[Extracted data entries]
---

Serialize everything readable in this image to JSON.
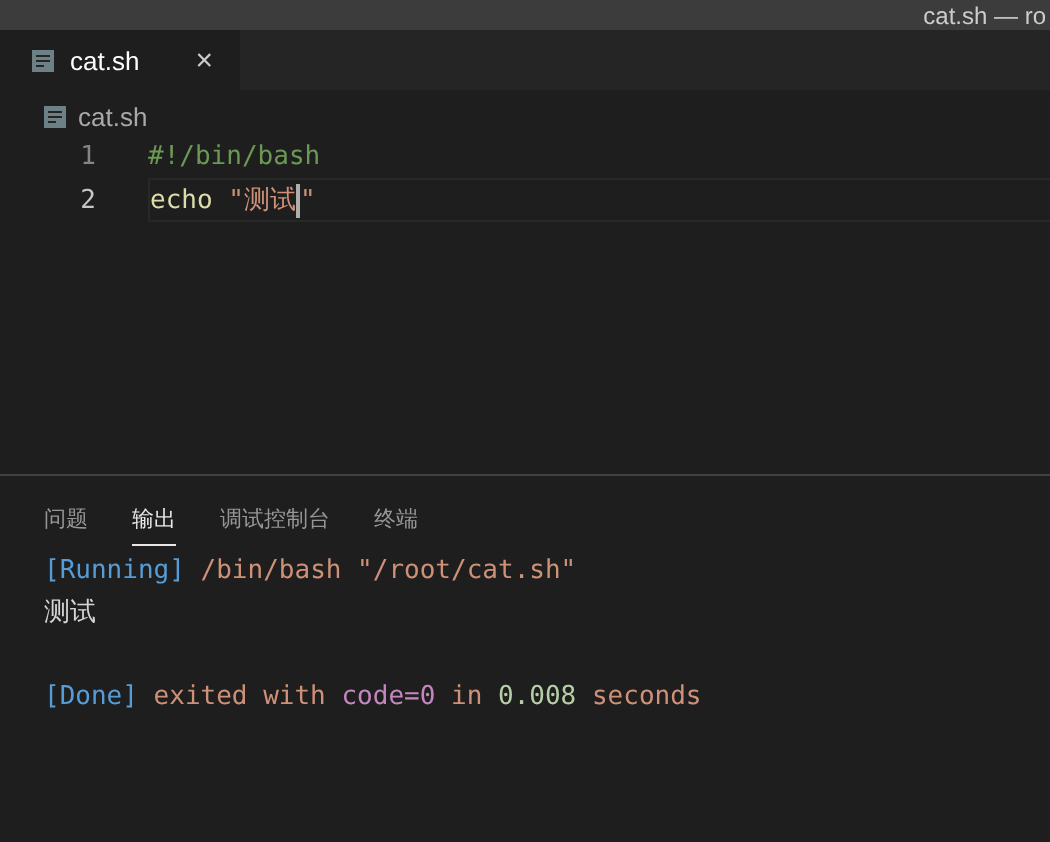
{
  "window": {
    "title": "cat.sh — ro"
  },
  "tabs": [
    {
      "label": "cat.sh",
      "selected": true,
      "close": "×"
    }
  ],
  "breadcrumb": {
    "label": "cat.sh"
  },
  "editor": {
    "lines": [
      {
        "number": "1",
        "current": false,
        "tokens": [
          {
            "kind": "comment",
            "text": "#!/bin/bash"
          }
        ]
      },
      {
        "number": "2",
        "current": true,
        "tokens": [
          {
            "kind": "builtin",
            "text": "echo"
          },
          {
            "kind": "string",
            "text": " \"测试"
          },
          {
            "kind": "cursor"
          },
          {
            "kind": "string",
            "text": "\""
          }
        ]
      }
    ]
  },
  "panel": {
    "tabs": [
      {
        "label": "问题",
        "selected": false
      },
      {
        "label": "输出",
        "selected": true
      },
      {
        "label": "调试控制台",
        "selected": false
      },
      {
        "label": "终端",
        "selected": false
      }
    ],
    "output": [
      {
        "lines": [
          [
            {
              "kind": "bracket",
              "text": "[Running]"
            },
            {
              "kind": "string",
              "text": " /bin/bash \"/root/cat.sh\""
            }
          ],
          [
            {
              "kind": "plain",
              "text": "测试"
            }
          ]
        ]
      },
      {
        "lines": [
          [
            {
              "kind": "bracket",
              "text": "[Done]"
            },
            {
              "kind": "string",
              "text": " exited with "
            },
            {
              "kind": "keyword",
              "text": "code=0"
            },
            {
              "kind": "string",
              "text": " in "
            },
            {
              "kind": "number",
              "text": "0.008"
            },
            {
              "kind": "string",
              "text": " seconds"
            }
          ]
        ]
      }
    ]
  }
}
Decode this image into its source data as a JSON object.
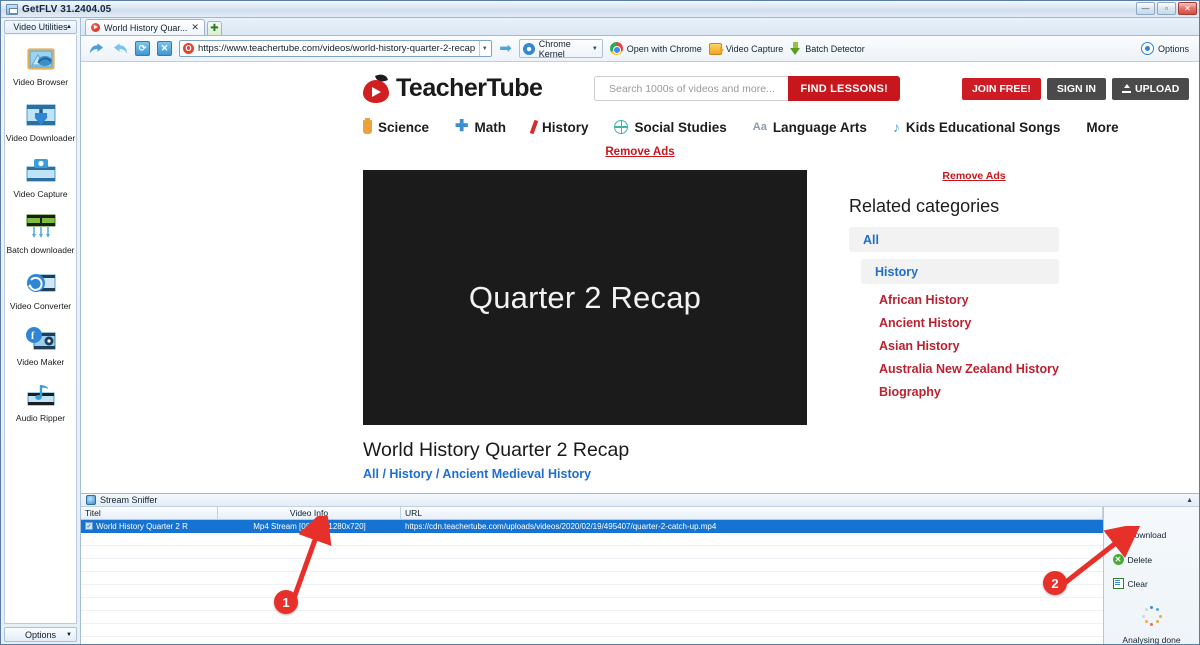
{
  "window": {
    "title": "GetFLV 31.2404.05",
    "controls": {
      "minimize": "—",
      "maximize": "▫",
      "close": "✕"
    }
  },
  "sidebar": {
    "header": "Video Utilities",
    "items": [
      {
        "label": "Video Browser",
        "icon": "video-browser-icon"
      },
      {
        "label": "Video Downloader",
        "icon": "video-downloader-icon"
      },
      {
        "label": "Video Capture",
        "icon": "video-capture-icon"
      },
      {
        "label": "Batch downloader",
        "icon": "batch-downloader-icon"
      },
      {
        "label": "Video Converter",
        "icon": "video-converter-icon"
      },
      {
        "label": "Video Maker",
        "icon": "video-maker-icon"
      },
      {
        "label": "Audio Ripper",
        "icon": "audio-ripper-icon"
      }
    ],
    "options": "Options"
  },
  "browser": {
    "tab": {
      "label": "World History Quar...",
      "close": "✕"
    },
    "new_tab": "✚",
    "toolbar": {
      "back": "◀",
      "forward": "▶",
      "refresh": "⟳",
      "stop": "✕",
      "url": "https://www.teachertube.com/videos/world-history-quarter-2-recap",
      "go": "➡",
      "kernel": "Chrome Kernel",
      "open_with_chrome": "Open with Chrome",
      "video_capture": "Video Capture",
      "batch_detector": "Batch Detector",
      "options": "Options"
    }
  },
  "site": {
    "brand": "TeacherTube",
    "search": {
      "placeholder": "Search 1000s of videos and more...",
      "button": "FIND LESSONS!"
    },
    "account": {
      "join": "JOIN FREE!",
      "signin": "SIGN IN",
      "upload": "UPLOAD"
    },
    "nav": [
      {
        "label": "Science",
        "icon": "test-tube-icon"
      },
      {
        "label": "Math",
        "icon": "plus-icon"
      },
      {
        "label": "History",
        "icon": "quill-pen-icon"
      },
      {
        "label": "Social Studies",
        "icon": "globe-icon"
      },
      {
        "label": "Language Arts",
        "icon": "aa-text-icon"
      },
      {
        "label": "Kids Educational Songs",
        "icon": "music-note-icon"
      },
      {
        "label": "More",
        "icon": ""
      }
    ],
    "remove_ads_top": "Remove Ads",
    "remove_ads_side": "Remove Ads",
    "player": {
      "overlay_text": "Quarter 2 Recap"
    },
    "video": {
      "title": "World History Quarter 2 Recap",
      "breadcrumb": [
        "All",
        "History",
        "Ancient Medieval History"
      ],
      "breadcrumb_text": "All / History / Ancient Medieval History"
    },
    "related": {
      "heading": "Related categories",
      "all": "All",
      "history": "History",
      "links": [
        "African History",
        "Ancient History",
        "Asian History",
        "Australia New Zealand History",
        "Biography"
      ]
    }
  },
  "sniffer": {
    "panel_title": "Stream Sniffer",
    "collapse": "▲",
    "columns": [
      "Titel",
      "Video Info",
      "URL"
    ],
    "rows": [
      {
        "title": "World History Quarter 2 R",
        "info": "Mp4 Stream [08:15 - 1280x720]",
        "url": "https://cdn.teachertube.com/uploads/videos/2020/02/19/495407/quarter-2-catch-up.mp4",
        "selected": true
      }
    ],
    "actions": [
      {
        "label": "Download",
        "icon": "download-icon"
      },
      {
        "label": "Delete",
        "icon": "delete-icon"
      },
      {
        "label": "Clear",
        "icon": "clear-icon"
      }
    ],
    "status": "Analysing done"
  },
  "annotations": [
    {
      "number": "1",
      "target": "stream-row"
    },
    {
      "number": "2",
      "target": "download-button"
    }
  ],
  "colors": {
    "brand_red": "#c8161d",
    "link_blue": "#1f6fd0",
    "category_red": "#bd2130",
    "selection_blue": "#1673d2",
    "annotation_red": "#e8302b"
  }
}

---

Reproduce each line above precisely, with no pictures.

Serialize everything readable in this image to JSON.
{
  "window": {
    "title": "cat.sh — ro"
  },
  "tabs": [
    {
      "label": "cat.sh",
      "selected": true,
      "close": "×"
    }
  ],
  "breadcrumb": {
    "label": "cat.sh"
  },
  "editor": {
    "lines": [
      {
        "number": "1",
        "current": false,
        "tokens": [
          {
            "kind": "comment",
            "text": "#!/bin/bash"
          }
        ]
      },
      {
        "number": "2",
        "current": true,
        "tokens": [
          {
            "kind": "builtin",
            "text": "echo"
          },
          {
            "kind": "string",
            "text": " \"测试"
          },
          {
            "kind": "cursor"
          },
          {
            "kind": "string",
            "text": "\""
          }
        ]
      }
    ]
  },
  "panel": {
    "tabs": [
      {
        "label": "问题",
        "selected": false
      },
      {
        "label": "输出",
        "selected": true
      },
      {
        "label": "调试控制台",
        "selected": false
      },
      {
        "label": "终端",
        "selected": false
      }
    ],
    "output": [
      {
        "lines": [
          [
            {
              "kind": "bracket",
              "text": "[Running]"
            },
            {
              "kind": "string",
              "text": " /bin/bash \"/root/cat.sh\""
            }
          ],
          [
            {
              "kind": "plain",
              "text": "测试"
            }
          ]
        ]
      },
      {
        "lines": [
          [
            {
              "kind": "bracket",
              "text": "[Done]"
            },
            {
              "kind": "string",
              "text": " exited with "
            },
            {
              "kind": "keyword",
              "text": "code=0"
            },
            {
              "kind": "string",
              "text": " in "
            },
            {
              "kind": "number",
              "text": "0.008"
            },
            {
              "kind": "string",
              "text": " seconds"
            }
          ]
        ]
      }
    ]
  }
}
Decode this image into its source data as a JSON object.
{
  "window": {
    "title": "GetFLV 31.2404.05",
    "controls": {
      "minimize": "—",
      "maximize": "▫",
      "close": "✕"
    }
  },
  "sidebar": {
    "header": "Video Utilities",
    "items": [
      {
        "label": "Video Browser",
        "icon": "video-browser-icon"
      },
      {
        "label": "Video Downloader",
        "icon": "video-downloader-icon"
      },
      {
        "label": "Video Capture",
        "icon": "video-capture-icon"
      },
      {
        "label": "Batch downloader",
        "icon": "batch-downloader-icon"
      },
      {
        "label": "Video Converter",
        "icon": "video-converter-icon"
      },
      {
        "label": "Video Maker",
        "icon": "video-maker-icon"
      },
      {
        "label": "Audio Ripper",
        "icon": "audio-ripper-icon"
      }
    ],
    "options": "Options"
  },
  "browser": {
    "tab": {
      "label": "World History Quar...",
      "close": "✕"
    },
    "new_tab": "✚",
    "toolbar": {
      "back": "◀",
      "forward": "▶",
      "refresh": "⟳",
      "stop": "✕",
      "url": "https://www.teachertube.com/videos/world-history-quarter-2-recap",
      "go": "➡",
      "kernel": "Chrome Kernel",
      "open_with_chrome": "Open with Chrome",
      "video_capture": "Video Capture",
      "batch_detector": "Batch Detector",
      "options": "Options"
    }
  },
  "site": {
    "brand": "TeacherTube",
    "search": {
      "placeholder": "Search 1000s of videos and more...",
      "button": "FIND LESSONS!"
    },
    "account": {
      "join": "JOIN FREE!",
      "signin": "SIGN IN",
      "upload": "UPLOAD"
    },
    "nav": [
      {
        "label": "Science",
        "icon": "test-tube-icon"
      },
      {
        "label": "Math",
        "icon": "plus-icon"
      },
      {
        "label": "History",
        "icon": "quill-pen-icon"
      },
      {
        "label": "Social Studies",
        "icon": "globe-icon"
      },
      {
        "label": "Language Arts",
        "icon": "aa-text-icon"
      },
      {
        "label": "Kids Educational Songs",
        "icon": "music-note-icon"
      },
      {
        "label": "More",
        "icon": ""
      }
    ],
    "remove_ads_top": "Remove Ads",
    "remove_ads_side": "Remove Ads",
    "player": {
      "overlay_text": "Quarter 2 Recap"
    },
    "video": {
      "title": "World History Quarter 2 Recap",
      "breadcrumb": [
        "All",
        "History",
        "Ancient Medieval History"
      ],
      "breadcrumb_text": "All / History / Ancient Medieval History"
    },
    "related": {
      "heading": "Related categories",
      "all": "All",
      "history": "History",
      "links": [
        "African History",
        "Ancient History",
        "Asian History",
        "Australia New Zealand History",
        "Biography"
      ]
    }
  },
  "sniffer": {
    "panel_title": "Stream Sniffer",
    "collapse": "▲",
    "columns": [
      "Titel",
      "Video Info",
      "URL"
    ],
    "rows": [
      {
        "title": "World History Quarter 2 R",
        "info": "Mp4 Stream [08:15 - 1280x720]",
        "url": "https://cdn.teachertube.com/uploads/videos/2020/02/19/495407/quarter-2-catch-up.mp4",
        "selected": true
      }
    ],
    "actions": [
      {
        "label": "Download",
        "icon": "download-icon"
      },
      {
        "label": "Delete",
        "icon": "delete-icon"
      },
      {
        "label": "Clear",
        "icon": "clear-icon"
      }
    ],
    "status": "Analysing done"
  },
  "annotations": [
    {
      "number": "1",
      "target": "stream-row"
    },
    {
      "number": "2",
      "target": "download-button"
    }
  ],
  "colors": {
    "brand_red": "#c8161d",
    "link_blue": "#1f6fd0",
    "category_red": "#bd2130",
    "selection_blue": "#1673d2",
    "annotation_red": "#e8302b"
  }
}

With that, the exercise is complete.